Structuring ambiguity: teaching public relations through a ‘real world’ virtual consultancy

Authors: David Wolstencroft, Monash University and Beth Edmondson, Monash University
Published: 2009, Asia Pacific Public Relations Journal, Volume 10
Abstract: Public Relations education has several major challenges, including integrating ‘theory with practice’, simulating the modern workplace in the classroom, and assisting students in navigating personal and professional ambiguities and transition points. This article presents a narrative and reflection on an attempt to design curriculum that meets these pedagogical challenges. A solution is proposed by the authors in the form of a virtual Public Relations consultancy and learning environment, or interactive educational ‘game’. As will be demonstrated, this virtual learning environment or ‘game’ was inspired by Kolb’s learning cycle, and requires student groups to navigate successive waves of ambiguity, often presented in ways that differ from other university subjects and anticipated life experiences.

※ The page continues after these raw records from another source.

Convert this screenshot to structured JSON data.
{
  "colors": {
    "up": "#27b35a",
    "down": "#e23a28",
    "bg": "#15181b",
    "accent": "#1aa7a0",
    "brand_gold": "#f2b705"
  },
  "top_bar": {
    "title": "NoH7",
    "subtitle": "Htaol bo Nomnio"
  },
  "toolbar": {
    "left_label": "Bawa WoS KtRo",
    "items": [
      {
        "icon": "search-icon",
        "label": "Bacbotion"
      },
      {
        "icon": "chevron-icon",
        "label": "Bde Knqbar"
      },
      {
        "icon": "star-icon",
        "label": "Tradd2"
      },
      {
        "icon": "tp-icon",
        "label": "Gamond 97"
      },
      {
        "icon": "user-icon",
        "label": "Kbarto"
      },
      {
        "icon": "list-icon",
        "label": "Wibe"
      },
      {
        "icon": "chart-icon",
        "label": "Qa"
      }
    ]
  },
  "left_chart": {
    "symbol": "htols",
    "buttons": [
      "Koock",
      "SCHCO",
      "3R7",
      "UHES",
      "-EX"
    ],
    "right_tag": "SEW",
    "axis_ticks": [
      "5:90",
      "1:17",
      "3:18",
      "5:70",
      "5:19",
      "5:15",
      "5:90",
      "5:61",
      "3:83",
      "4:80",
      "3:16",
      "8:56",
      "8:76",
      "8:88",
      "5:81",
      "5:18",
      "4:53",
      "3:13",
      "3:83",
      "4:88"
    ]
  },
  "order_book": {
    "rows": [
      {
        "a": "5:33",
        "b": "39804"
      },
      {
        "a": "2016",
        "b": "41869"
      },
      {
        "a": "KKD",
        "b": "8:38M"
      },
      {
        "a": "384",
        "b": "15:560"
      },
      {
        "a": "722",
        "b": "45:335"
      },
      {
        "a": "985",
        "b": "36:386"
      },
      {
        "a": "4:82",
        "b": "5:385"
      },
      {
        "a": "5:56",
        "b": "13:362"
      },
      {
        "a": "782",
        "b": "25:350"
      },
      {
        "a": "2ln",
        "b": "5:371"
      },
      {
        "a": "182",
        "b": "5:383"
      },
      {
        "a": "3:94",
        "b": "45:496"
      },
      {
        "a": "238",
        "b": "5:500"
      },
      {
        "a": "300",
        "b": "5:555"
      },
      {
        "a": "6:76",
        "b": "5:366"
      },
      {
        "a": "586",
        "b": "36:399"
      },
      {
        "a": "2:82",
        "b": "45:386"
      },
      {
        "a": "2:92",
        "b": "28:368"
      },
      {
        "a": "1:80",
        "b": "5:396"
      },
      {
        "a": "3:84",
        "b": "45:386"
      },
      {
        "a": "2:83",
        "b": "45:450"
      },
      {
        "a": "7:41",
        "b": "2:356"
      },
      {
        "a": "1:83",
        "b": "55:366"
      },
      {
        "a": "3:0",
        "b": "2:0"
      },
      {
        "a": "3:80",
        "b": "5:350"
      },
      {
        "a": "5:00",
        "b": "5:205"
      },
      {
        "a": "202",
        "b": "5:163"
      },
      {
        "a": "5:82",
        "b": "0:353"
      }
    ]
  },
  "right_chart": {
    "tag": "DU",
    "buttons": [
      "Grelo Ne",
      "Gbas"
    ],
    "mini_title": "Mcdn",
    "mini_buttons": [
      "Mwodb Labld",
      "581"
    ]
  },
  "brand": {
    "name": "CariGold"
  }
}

By tailoring learning goals, assessment criteria and tasks to focus on particular elements and phases of Kolb’s learning cycle, this semester long curriculum integrates Public Relations theory with practical teambased learning. It is anticipated that this game will assist students to develop traditional academic and vocational skills, while also providing experiences to consolidate substantive cognitive and educational advances. Additionally, we envisage advances in confidence, team work skills, and the capacity to navigate and structure ambiguity.

Keywords: Experiential learning, Public Relations education, Learning cycle, Public Relations curriculum, Professional practitioners, Role play